2. Conspicuous posting of the notice to the CHS Website; and
3. Notification to major statewide media.
o. Notification of a breach to affected individuals will be in plain language and include at a minimum:
i. a brief description of what happened, including the date of the breach and discovery of the breach;
ii. a description of the type of Unsecured PHI or other personal information that was involved in the breach;
iii. any steps individuals should take to protect themselves from potential harm resulting from the breach;
iv. a description of the investigation into the breach, mitigation of harm to individuals, and protection against further breaches; and
v. contact procedures, which will include a toll-free telephone number, an e-mail address, website or postal address.
p. The notification must include any additional information required by applicable State law.
q. If the breach involves more than 500 residents of a state or jurisdiction, notice will be provided to the media and to the Secretary of the Department of Health and Human Services (“HHS”) contemporaneously.
r. A log of any and all breaches of Unsecured PHI of less than 500 individuals will be maintained and reported to the Secretary of HHS on an annual basis.
s. Business Associates and vendors, through their contracts and/or Business Associates Agreements with CHS will be required to provide notification of a breach to CHS so affected individuals can be notified, as necessary. Business Associates must provide all available information without delay.
t. Documentation will be maintained of each individual notified, each notification provided to HHS and any other notification to the Secretary of HHS as required by law, by the CISO.
u. If legally required, the CISO or the Privacy Officer will notify the New York State Office of Cyber Security and Critical Infrastructure Coordination, the NYS Attorney General, and the NYS Consumer Protection Board as to the timing, distribution, content, and number of persons affected on the standard form.
v. When more than 5,000 individuals are to be notified at one time, the CISO or the Privacy Officer will notify a consumer reporting agency as to the timing, content and distribution of the notices and the approximate number of affected individuals.
1. The CHS CISO has general responsibility for implementation of this policy, as well as the standards defined or implied by this policy.
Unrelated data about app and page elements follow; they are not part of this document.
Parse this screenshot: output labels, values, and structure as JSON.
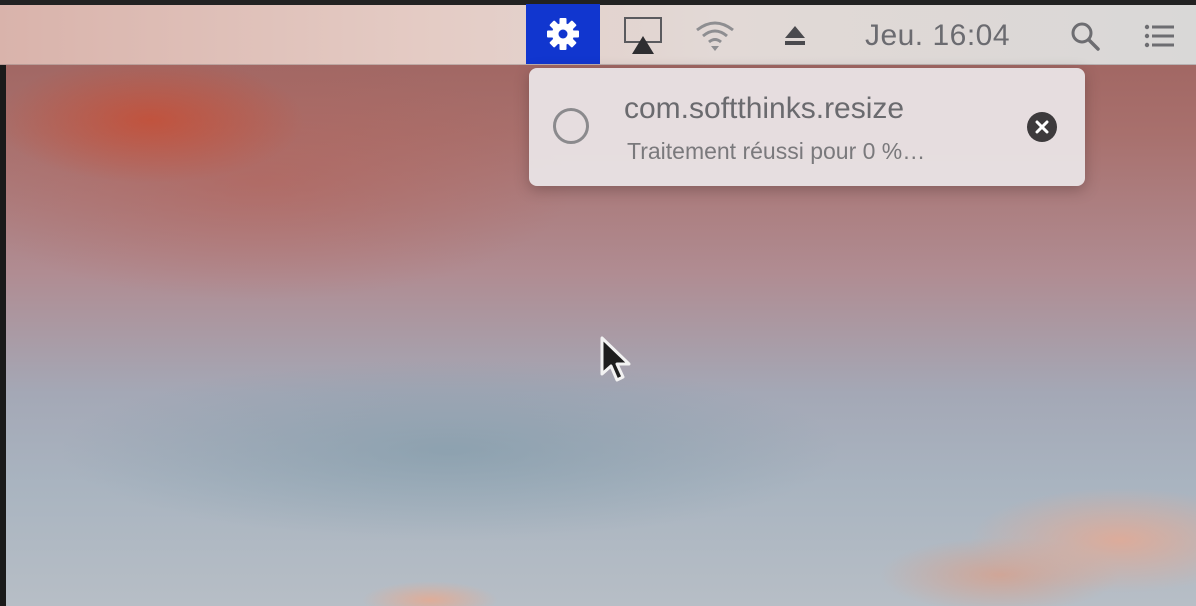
{
  "menubar": {
    "icons": {
      "gear": "gear-icon",
      "airplay": "airplay-icon",
      "wifi": "wifi-icon",
      "eject": "eject-icon",
      "search": "search-icon",
      "notifications": "notification-center-icon"
    },
    "clock": "Jeu. 16:04",
    "gear_highlight_color": "#1136cf"
  },
  "notification": {
    "title": "com.softthinks.resize",
    "subtitle": "Traitement réussi pour 0 %…",
    "icon": "progress-spinner-icon",
    "close_icon": "close-icon"
  },
  "cursor": {
    "icon": "arrow-cursor-icon"
  }
}
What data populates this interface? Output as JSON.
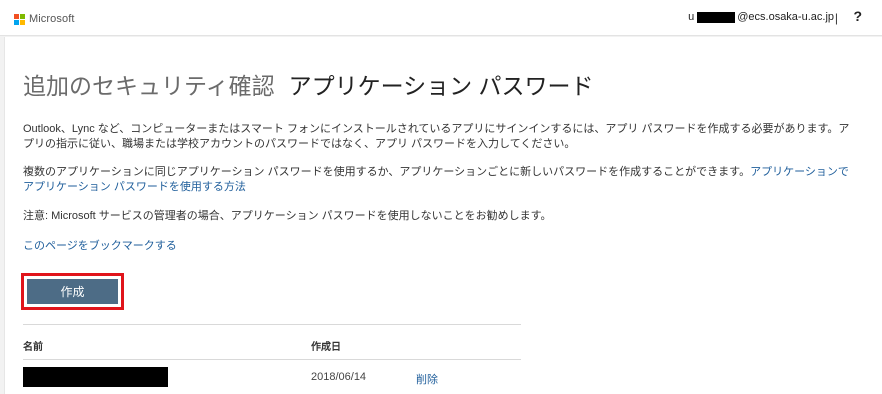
{
  "header": {
    "brand": "Microsoft",
    "logo_colors": [
      "#f25022",
      "#7fba00",
      "#00a4ef",
      "#ffb900"
    ],
    "user_prefix": "u",
    "user_suffix": "@ecs.osaka-u.ac.jp",
    "separator": "|",
    "help": "?"
  },
  "page": {
    "title_main": "追加のセキュリティ確認",
    "title_sub": "アプリケーション パスワード",
    "para1": "Outlook、Lync など、コンピューターまたはスマート フォンにインストールされているアプリにサインインするには、アプリ パスワードを作成する必要があります。アプリの指示に従い、職場または学校アカウントのパスワードではなく、アプリ パスワードを入力してください。",
    "para2_text": "複数のアプリケーションに同じアプリケーション パスワードを使用するか、アプリケーションごとに新しいパスワードを作成することができます。",
    "para2_link": "アプリケーションでアプリケーション パスワードを使用する方法",
    "para3": "注意: Microsoft サービスの管理者の場合、アプリケーション パスワードを使用しないことをお勧めします。",
    "bookmark_link": "このページをブックマークする",
    "create_button": "作成"
  },
  "table": {
    "headers": {
      "name": "名前",
      "created": "作成日"
    },
    "rows": [
      {
        "date": "2018/06/14",
        "action": "削除"
      }
    ]
  },
  "colors": {
    "link": "#1f5e9b",
    "button_bg": "#4d6c86",
    "highlight": "#e0141b"
  }
}
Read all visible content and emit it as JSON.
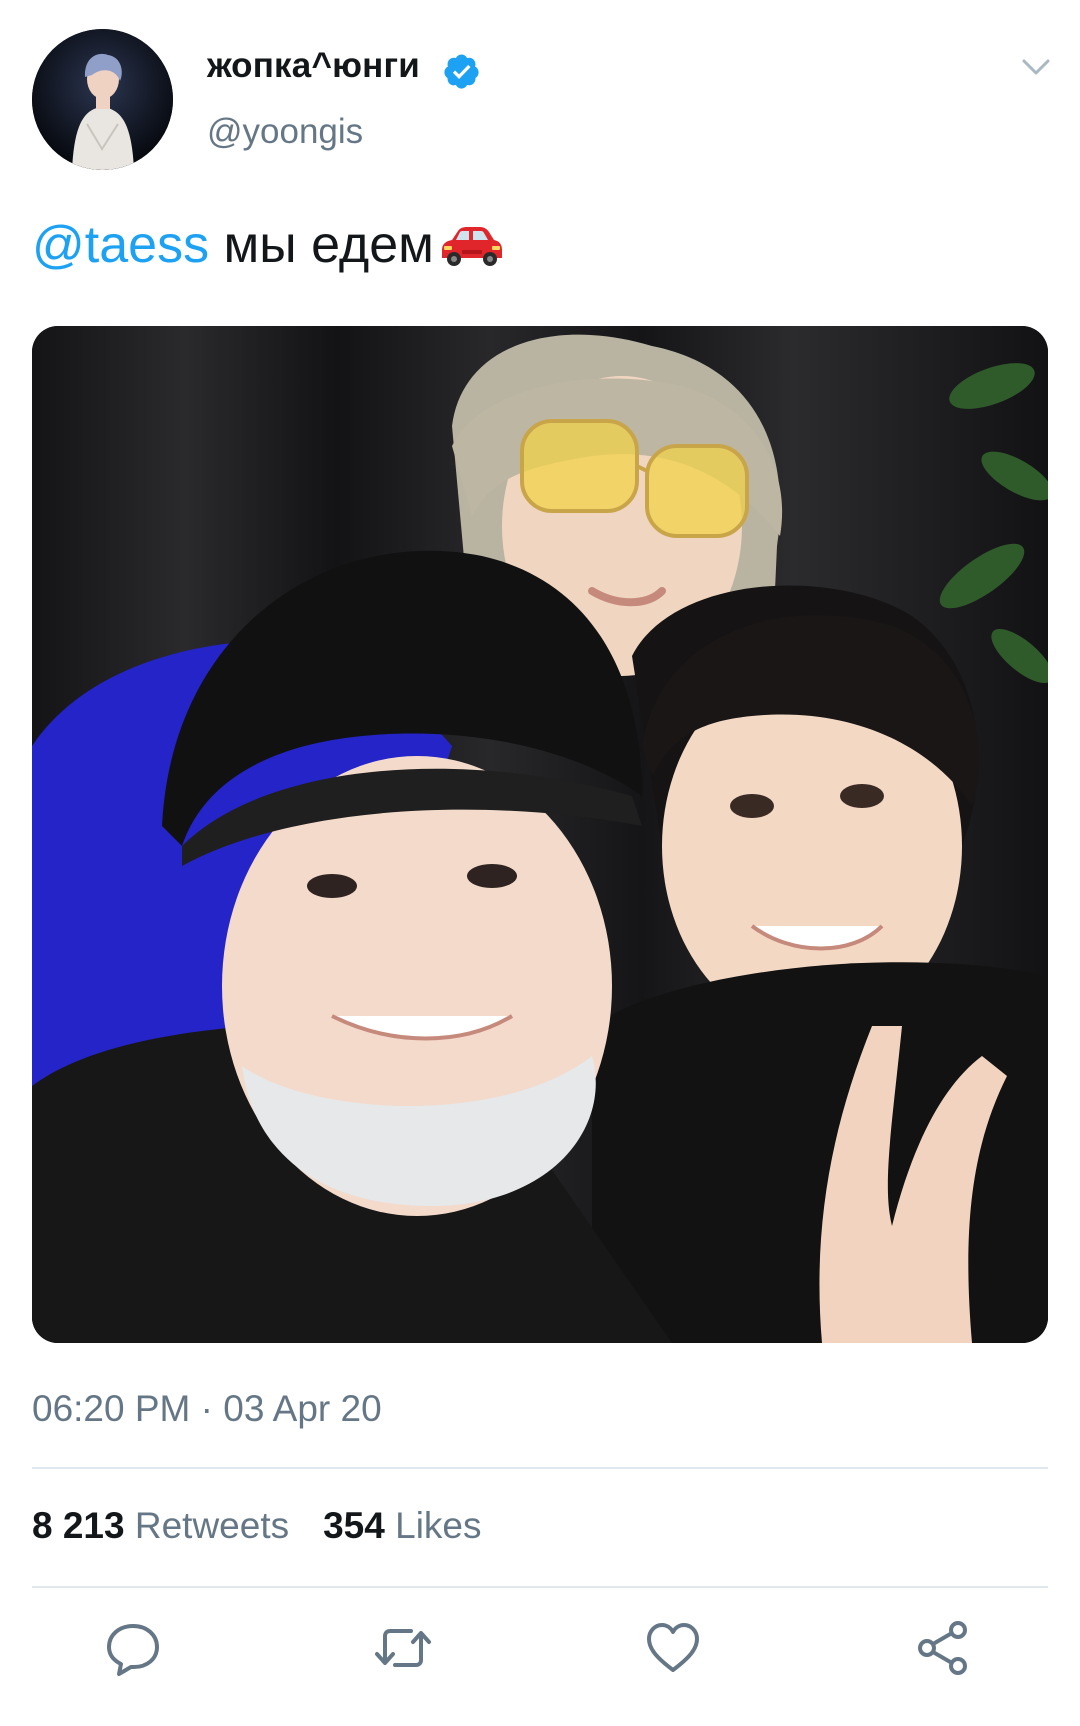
{
  "author": {
    "display_name": "жопка^юнги",
    "handle": "@yoongis",
    "verified": true
  },
  "tweet": {
    "mention": "@taess",
    "text": " мы едем",
    "emoji": "red-car"
  },
  "meta": {
    "timestamp": "06:20 PM · 03 Apr 20"
  },
  "stats": {
    "retweets_count": "8 213",
    "retweets_label": "Retweets",
    "likes_count": "354",
    "likes_label": "Likes"
  },
  "actions": [
    "reply-icon",
    "retweet-icon",
    "like-icon",
    "share-icon"
  ],
  "colors": {
    "accent": "#1da1f2",
    "secondary_text": "#657786",
    "primary_text": "#14171a",
    "divider": "#e1e8ed"
  }
}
Members of our CHS staff and Medical Staff who violate this policy will be subject to disciplinary action in accordance with the Information Security Disciplinary Policy, up to and including termination of employment or contract with CHS. Vendors who are found to be in violation of this policy will be considered to be in breach of contract which may result in disciplinary action up to and including termination of contract, and possible legal actions.
2. Anyone who knows or has reason to believe that another person or entity has violated this policy should report the matter promptly in accordance with applicable policy and procedure. All reported matters will be investigated, and, where appropriate, steps will be taken to remedy the situation. Where possible, CHS will make every effort to handle the reported matter confidentially. Any attempt to retaliate against a person for reporting a violation of this policy will itself be considered a violation of this policy that may result in disciplinary action up to and including termination of employment. Vendors who are found to be in violation of this may result in disciplinary action up to and including termination of contract, and possible legal actions.
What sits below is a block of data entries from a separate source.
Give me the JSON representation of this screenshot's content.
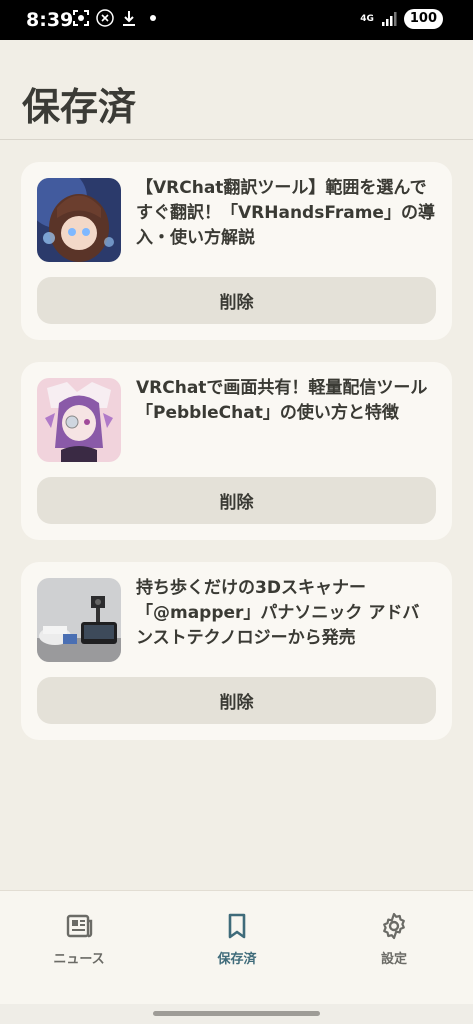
{
  "status_bar": {
    "time": "8:39",
    "network": "4G",
    "battery": "100",
    "left_icons": [
      "screenshot-icon",
      "x-app-icon",
      "download-icon",
      "dot-icon"
    ]
  },
  "page": {
    "title": "保存済"
  },
  "articles": [
    {
      "title": "【VRChat翻訳ツール】範囲を選んですぐ翻訳！「VRHandsFrame」の導入・使い方解説",
      "delete_label": "削除"
    },
    {
      "title": "VRChatで画面共有！軽量配信ツール「PebbleChat」の使い方と特徴",
      "delete_label": "削除"
    },
    {
      "title": "持ち歩くだけの3Dスキャナー「@mapper」パナソニック アドバンストテクノロジーから発売",
      "delete_label": "削除"
    }
  ],
  "bottom_nav": {
    "items": [
      {
        "label": "ニュース",
        "icon": "newspaper-icon",
        "active": false
      },
      {
        "label": "保存済",
        "icon": "bookmark-icon",
        "active": true
      },
      {
        "label": "設定",
        "icon": "gear-icon",
        "active": false
      }
    ],
    "active_color": "#3f6b7a",
    "inactive_color": "#6b6b66"
  },
  "colors": {
    "background": "#f1eee6",
    "card": "#faf8f3",
    "button": "#e4e1d8"
  }
}
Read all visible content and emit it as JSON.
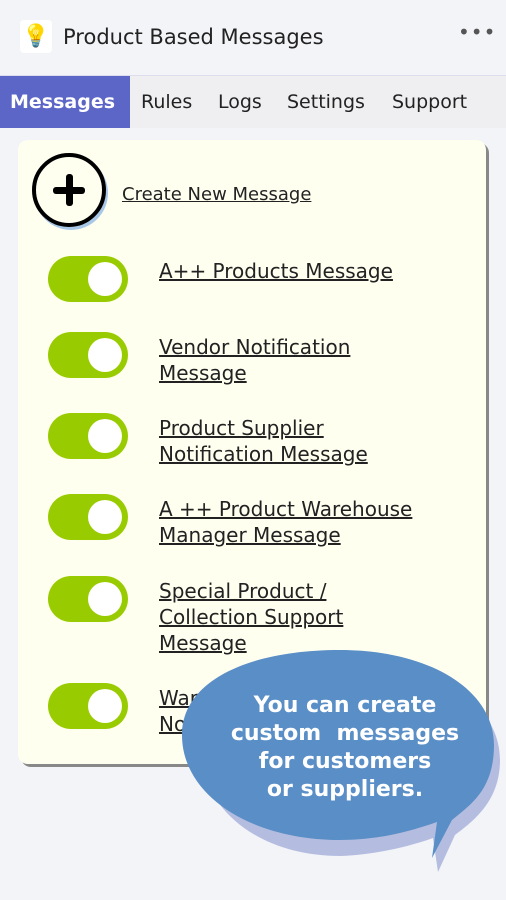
{
  "header": {
    "title": "Product Based Messages",
    "logo_icon": "lightbulb-icon",
    "more_icon": "more-icon"
  },
  "tabs": [
    {
      "label": "Messages",
      "active": true
    },
    {
      "label": "Rules"
    },
    {
      "label": "Logs"
    },
    {
      "label": "Settings"
    },
    {
      "label": "Support"
    }
  ],
  "create_label": "Create New Message",
  "messages": [
    {
      "line1": "A++ Products Message",
      "line2": "",
      "enabled": true
    },
    {
      "line1": "Vendor Notification",
      "line2": "Message",
      "enabled": true
    },
    {
      "line1": "Product Supplier",
      "line2": "Notification Message",
      "enabled": true
    },
    {
      "line1": "A ++ Product Warehouse",
      "line2": "Manager Message",
      "enabled": true
    },
    {
      "line1": "Special Product /",
      "line2": "Collection Support",
      "line3": "Message",
      "enabled": true
    },
    {
      "line1": "Warr",
      "line2": "No",
      "enabled": true
    }
  ],
  "callout": {
    "lines": [
      "You can create",
      "custom  messages",
      "for customers",
      "or suppliers."
    ]
  },
  "colors": {
    "accent": "#5b66c6",
    "toggle_on": "#99cc00",
    "callout": "#5a8ec6"
  }
}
Exceptions to this policy can be made with written approval of both the CISO and CHS Chief Information Officer (CIO).
REVIEW OF POLICY
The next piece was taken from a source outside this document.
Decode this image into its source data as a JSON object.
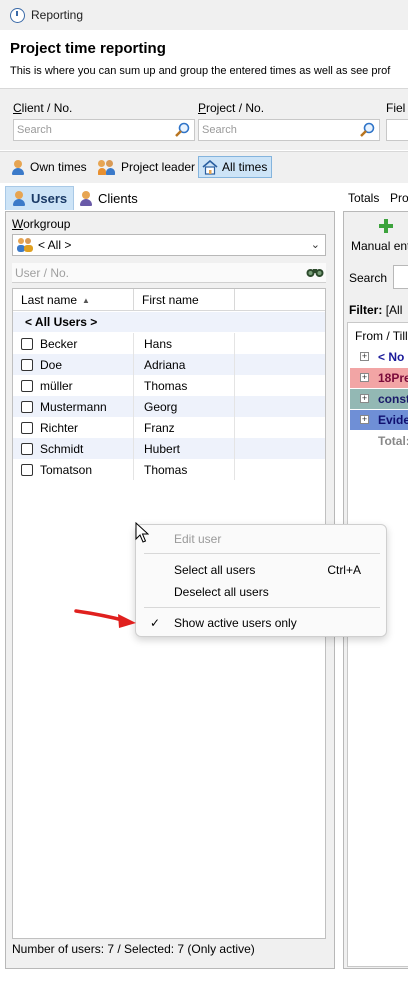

In the event that a significant regulatory change occurs, the policy will be reviewed and updated as needed. The policy will be reviewed periodically to determine its effectiveness in complying with the HIPAA Security Regulations, as well as meeting business needs.
Marcy Dunn, CIO Date
Patrick Darienzo, CISO Date
Lynn Taylor, CPO Date
Dr. Patrick O’Shaughnessy, CMO Date